#### Source data ####

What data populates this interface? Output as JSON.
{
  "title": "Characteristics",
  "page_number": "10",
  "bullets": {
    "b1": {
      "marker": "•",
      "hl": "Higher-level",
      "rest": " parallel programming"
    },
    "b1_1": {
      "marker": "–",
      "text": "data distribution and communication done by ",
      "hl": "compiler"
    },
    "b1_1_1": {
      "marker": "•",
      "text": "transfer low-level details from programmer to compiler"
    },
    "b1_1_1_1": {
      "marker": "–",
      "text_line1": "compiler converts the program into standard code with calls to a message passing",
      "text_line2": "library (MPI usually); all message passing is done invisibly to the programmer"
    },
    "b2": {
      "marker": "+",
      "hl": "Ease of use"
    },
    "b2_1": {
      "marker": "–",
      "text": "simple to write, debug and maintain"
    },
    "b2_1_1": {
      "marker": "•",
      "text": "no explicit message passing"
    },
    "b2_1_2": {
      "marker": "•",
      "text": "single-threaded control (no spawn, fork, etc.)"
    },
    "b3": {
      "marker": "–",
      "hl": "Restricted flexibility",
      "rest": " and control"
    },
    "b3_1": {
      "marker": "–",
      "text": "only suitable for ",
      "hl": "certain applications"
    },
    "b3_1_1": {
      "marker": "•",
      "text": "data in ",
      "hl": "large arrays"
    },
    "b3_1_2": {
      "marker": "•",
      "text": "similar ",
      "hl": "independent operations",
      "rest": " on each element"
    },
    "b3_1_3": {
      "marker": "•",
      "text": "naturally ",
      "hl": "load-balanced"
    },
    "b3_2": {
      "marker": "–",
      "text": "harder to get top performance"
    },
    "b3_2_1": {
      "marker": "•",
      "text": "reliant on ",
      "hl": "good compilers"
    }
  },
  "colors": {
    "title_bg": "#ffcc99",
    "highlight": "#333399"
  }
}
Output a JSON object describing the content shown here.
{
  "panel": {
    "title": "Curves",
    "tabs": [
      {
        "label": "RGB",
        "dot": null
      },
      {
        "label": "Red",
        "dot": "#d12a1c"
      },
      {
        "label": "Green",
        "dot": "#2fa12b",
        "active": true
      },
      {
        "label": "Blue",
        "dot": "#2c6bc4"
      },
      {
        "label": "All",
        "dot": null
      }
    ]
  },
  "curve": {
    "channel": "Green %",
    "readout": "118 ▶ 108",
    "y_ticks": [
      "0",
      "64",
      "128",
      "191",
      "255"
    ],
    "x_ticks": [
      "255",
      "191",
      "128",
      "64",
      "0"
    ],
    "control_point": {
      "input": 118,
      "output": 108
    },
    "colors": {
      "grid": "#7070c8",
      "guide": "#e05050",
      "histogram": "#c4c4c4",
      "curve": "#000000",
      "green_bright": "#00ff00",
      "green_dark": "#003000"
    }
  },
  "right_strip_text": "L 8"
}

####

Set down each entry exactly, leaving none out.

What data populates this interface? Output as JSON.
{
  "title": "Characteristics",
  "page_number": "10",
  "bullets": {
    "b1": {
      "marker": "•",
      "hl": "Higher-level",
      "rest": " parallel programming"
    },
    "b1_1": {
      "marker": "–",
      "text": "data distribution and communication done by ",
      "hl": "compiler"
    },
    "b1_1_1": {
      "marker": "•",
      "text": "transfer low-level details from programmer to compiler"
    },
    "b1_1_1_1": {
      "marker": "–",
      "text_line1": "compiler converts the program into standard code with calls to a message passing",
      "text_line2": "library (MPI usually); all message passing is done invisibly to the programmer"
    },
    "b2": {
      "marker": "+",
      "hl": "Ease of use"
    },
    "b2_1": {
      "marker": "–",
      "text": "simple to write, debug and maintain"
    },
    "b2_1_1": {
      "marker": "•",
      "text": "no explicit message passing"
    },
    "b2_1_2": {
      "marker": "•",
      "text": "single-threaded control (no spawn, fork, etc.)"
    },
    "b3": {
      "marker": "–",
      "hl": "Restricted flexibility",
      "rest": " and control"
    },
    "b3_1": {
      "marker": "–",
      "text": "only suitable for ",
      "hl": "certain applications"
    },
    "b3_1_1": {
      "marker": "•",
      "text": "data in ",
      "hl": "large arrays"
    },
    "b3_1_2": {
      "marker": "•",
      "text": "similar ",
      "hl": "independent operations",
      "rest": " on each element"
    },
    "b3_1_3": {
      "marker": "•",
      "text": "naturally ",
      "hl": "load-balanced"
    },
    "b3_2": {
      "marker": "–",
      "text": "harder to get top performance"
    },
    "b3_2_1": {
      "marker": "•",
      "text": "reliant on ",
      "hl": "good compilers"
    }
  },
  "colors": {
    "title_bg": "#ffcc99",
    "highlight": "#333399"
  }
}
Output a JSON object describing the content shown here.
{
  "panel": {
    "title": "Curves",
    "tabs": [
      {
        "label": "RGB",
        "dot": null
      },
      {
        "label": "Red",
        "dot": "#d12a1c"
      },
      {
        "label": "Green",
        "dot": "#2fa12b",
        "active": true
      },
      {
        "label": "Blue",
        "dot": "#2c6bc4"
      },
      {
        "label": "All",
        "dot": null
      }
    ]
  },
  "curve": {
    "channel": "Green %",
    "readout": "118 ▶ 108",
    "y_ticks": [
      "0",
      "64",
      "128",
      "191",
      "255"
    ],
    "x_ticks": [
      "255",
      "191",
      "128",
      "64",
      "0"
    ],
    "control_point": {
      "input": 118,
      "output": 108
    },
    "colors": {
      "grid": "#7070c8",
      "guide": "#e05050",
      "histogram": "#c4c4c4",
      "curve": "#000000",
      "green_bright": "#00ff00",
      "green_dark": "#003000"
    }
  },
  "right_strip_text": "L 8"
}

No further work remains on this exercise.